Advice to NIH Commercialization Assistance Program (CAP) participants

Home > Advice to NIH Commercialization Assistance Program (CAP) participants

The National Institute of Health Commercialization Program (NIH-CAP), designed to assist promising life science companies bring their technologies to market, is a nation wide program funded by NIH and managed and executed by Larta. The Larta Institute invited me to talk to this season’s group about my thoughts on Healthcare IT, Media, and Training. Here’s what I told them.

Healthcare Industry Fallacies

I started with a brief discussion about how selling to the healthcare community is very hard but not for the reasons they might think. I mentioned that:

  • Healthcare folks are neither technically challenged nor simple techno-phobes. Because they are in the business of saving lives and improving health, they care about technologies that help them achieve their mission.
  • Most product decisions are no longer made by clinical folks alone, CIOs are fully involved. Don’t try to sell just to the clinical folks — make sure the IT side is engaged and on your side.
  • Complex, full-featured, products are not easier to sell than simple, stand alone tools that have the capability of interoperating with other solutions are much easier to sell. Software as a service is a good approach.
  • Hospitals will not buy unless one proves value. This seems obvious but most startups think that because they think something is important, their customers will just agree.
  • Selling into doctors offices is not easy. There were a few startups looking to sell to individual physicians’ offices. I told them selling to to your first dozen physicians is pretty easy since we all know doctors.
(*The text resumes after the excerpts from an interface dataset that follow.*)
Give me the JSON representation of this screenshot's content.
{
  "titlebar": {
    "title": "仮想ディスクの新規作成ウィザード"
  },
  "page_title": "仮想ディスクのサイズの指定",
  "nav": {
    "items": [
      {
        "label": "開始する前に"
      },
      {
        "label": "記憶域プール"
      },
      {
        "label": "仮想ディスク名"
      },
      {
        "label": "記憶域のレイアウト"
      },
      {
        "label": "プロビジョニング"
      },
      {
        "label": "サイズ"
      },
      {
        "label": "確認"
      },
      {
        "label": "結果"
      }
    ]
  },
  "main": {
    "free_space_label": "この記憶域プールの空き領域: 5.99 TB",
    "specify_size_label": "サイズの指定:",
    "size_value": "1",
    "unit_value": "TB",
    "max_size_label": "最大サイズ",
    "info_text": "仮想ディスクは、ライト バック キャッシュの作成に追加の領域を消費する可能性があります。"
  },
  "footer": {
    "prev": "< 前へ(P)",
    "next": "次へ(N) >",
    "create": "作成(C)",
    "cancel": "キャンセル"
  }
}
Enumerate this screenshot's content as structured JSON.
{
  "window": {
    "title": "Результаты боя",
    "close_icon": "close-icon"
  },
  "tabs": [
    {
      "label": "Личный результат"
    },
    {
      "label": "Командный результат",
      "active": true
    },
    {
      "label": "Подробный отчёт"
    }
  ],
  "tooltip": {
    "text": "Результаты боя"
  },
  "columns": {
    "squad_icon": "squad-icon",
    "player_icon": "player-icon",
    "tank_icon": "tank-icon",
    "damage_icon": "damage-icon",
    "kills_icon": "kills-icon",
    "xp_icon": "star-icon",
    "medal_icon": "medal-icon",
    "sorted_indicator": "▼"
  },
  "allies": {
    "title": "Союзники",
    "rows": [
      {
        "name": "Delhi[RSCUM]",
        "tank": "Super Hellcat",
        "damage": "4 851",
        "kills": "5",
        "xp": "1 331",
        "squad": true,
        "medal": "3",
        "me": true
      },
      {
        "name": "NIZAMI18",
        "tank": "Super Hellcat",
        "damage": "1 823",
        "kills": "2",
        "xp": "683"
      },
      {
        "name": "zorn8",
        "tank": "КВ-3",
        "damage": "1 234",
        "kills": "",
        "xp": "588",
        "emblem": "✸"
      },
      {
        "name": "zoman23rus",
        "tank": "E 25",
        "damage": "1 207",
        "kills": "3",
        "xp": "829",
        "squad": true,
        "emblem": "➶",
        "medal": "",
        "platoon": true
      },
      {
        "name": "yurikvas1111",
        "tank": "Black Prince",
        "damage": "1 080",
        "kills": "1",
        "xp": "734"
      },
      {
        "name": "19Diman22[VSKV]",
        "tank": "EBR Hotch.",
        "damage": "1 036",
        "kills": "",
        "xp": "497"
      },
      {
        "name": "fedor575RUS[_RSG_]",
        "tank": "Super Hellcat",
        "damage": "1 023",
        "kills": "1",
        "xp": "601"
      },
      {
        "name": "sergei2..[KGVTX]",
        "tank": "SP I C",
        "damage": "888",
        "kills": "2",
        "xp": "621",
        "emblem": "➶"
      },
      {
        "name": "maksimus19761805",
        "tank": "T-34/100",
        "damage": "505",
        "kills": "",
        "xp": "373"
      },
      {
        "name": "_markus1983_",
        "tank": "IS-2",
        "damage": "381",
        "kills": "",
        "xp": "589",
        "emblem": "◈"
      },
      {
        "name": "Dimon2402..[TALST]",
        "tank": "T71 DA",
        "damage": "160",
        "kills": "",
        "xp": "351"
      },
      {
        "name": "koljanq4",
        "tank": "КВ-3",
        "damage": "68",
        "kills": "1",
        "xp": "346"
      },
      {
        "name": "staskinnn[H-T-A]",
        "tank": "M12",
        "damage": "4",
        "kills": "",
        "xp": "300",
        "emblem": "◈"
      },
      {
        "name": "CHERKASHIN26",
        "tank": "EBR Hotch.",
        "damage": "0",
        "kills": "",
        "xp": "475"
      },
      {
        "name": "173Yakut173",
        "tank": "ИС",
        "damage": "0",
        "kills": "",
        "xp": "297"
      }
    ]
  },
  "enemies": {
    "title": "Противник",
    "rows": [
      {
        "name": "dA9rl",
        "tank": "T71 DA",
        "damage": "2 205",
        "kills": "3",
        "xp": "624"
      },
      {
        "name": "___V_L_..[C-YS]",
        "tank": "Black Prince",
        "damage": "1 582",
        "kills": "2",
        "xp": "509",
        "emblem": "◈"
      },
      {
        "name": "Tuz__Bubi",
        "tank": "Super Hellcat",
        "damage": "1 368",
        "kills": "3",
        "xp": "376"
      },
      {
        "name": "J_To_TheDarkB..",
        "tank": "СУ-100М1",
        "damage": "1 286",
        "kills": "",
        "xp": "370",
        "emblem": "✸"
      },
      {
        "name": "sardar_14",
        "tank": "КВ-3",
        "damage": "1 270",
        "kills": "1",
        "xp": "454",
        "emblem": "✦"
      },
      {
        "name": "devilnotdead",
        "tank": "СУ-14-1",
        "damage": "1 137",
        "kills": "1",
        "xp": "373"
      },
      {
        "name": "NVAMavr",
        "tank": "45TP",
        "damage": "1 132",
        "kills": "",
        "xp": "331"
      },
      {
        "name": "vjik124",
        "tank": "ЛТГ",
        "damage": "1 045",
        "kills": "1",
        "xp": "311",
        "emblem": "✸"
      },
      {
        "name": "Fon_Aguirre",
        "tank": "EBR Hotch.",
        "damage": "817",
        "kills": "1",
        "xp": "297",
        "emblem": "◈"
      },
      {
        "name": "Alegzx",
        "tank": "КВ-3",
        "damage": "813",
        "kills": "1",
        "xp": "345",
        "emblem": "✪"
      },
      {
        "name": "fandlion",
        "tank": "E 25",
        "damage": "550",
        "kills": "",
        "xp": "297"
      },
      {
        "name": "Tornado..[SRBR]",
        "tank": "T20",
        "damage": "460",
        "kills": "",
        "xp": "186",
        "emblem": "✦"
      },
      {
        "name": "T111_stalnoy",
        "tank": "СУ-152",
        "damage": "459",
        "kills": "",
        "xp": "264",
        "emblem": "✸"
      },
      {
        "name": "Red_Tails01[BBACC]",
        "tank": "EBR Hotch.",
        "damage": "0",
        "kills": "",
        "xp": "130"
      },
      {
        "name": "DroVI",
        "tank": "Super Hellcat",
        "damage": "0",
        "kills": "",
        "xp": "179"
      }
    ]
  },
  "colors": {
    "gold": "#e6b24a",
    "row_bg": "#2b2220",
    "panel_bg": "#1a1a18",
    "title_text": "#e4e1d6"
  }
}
Just be careful, though, since selling to the next dozen and beyond is where companies fall.

Conducting Market Research

Lots of startups don’t do basic market research so I suggested the following approach:

  • Find the right search terms for your industry or product. Don’t be esoteric. Because startups will only be found through word of mouth or on the Internet, don’t choose terms to describe yourself that no one else understands. Selling to hospitals is not about creativity, it’s about value. If the customer doesn’t understand what you’re selling give up now.
  • Use competitive intelligence to locate your competitors and existing firms. The easiest way is to use Internet search. Once you know your competitors, call them up and ask them about client references Call up their clients and talk to them about their products and services and what can be improved.

How Tech can help Healthcare today (what areas are good to get into)

  • Fraud detection and improved billing (revenue cycle management)
  • Offshoring. Inshoring.
  • Convergence of healthcare IT and clinical engineering.
  • Virtual clinicians in radiology and ICU monitoring.
  • Data interoperability for medical records.

What types of Business Models to Consider

  • Software as a Service (SaaS) and subscription model  — best model for startups with something they can maintain in their own data centers
  • Consulting and Solutions model — when you can provide packaged help
  • Licensed model — when privacy or complexity requires solutions to be installed in house
  • Freemium model (and open source)

Some Success Criteria

  • Make sure your company and its value is easy to explain
  • Make sure your value is defendable and differentiated (but without being esoteric)
  • Make sure that you have ability to attract partners and can either create or be part of an ecosystem
  • Ensure that you have word of mouth opportunity
  • Have scaleable staff and systems
  • Have a scaleable product — build once, sell many times
  • Have an uncomplicated pricing and deployment model
  • Be very focused — you can’t “solve healthcare” but you can solve very specific problems
  • Try to own the relationship with and information about customers — don’t rely on partners that won’t give you access to customers

Shahid N. Shah

Shahid Shah is an internationally recognized enterprise software guru that specializes in digital health with an emphasis on e-health, EHR/EMR, big data, iOT, data interoperability, med device connectivity, and bioinformatics.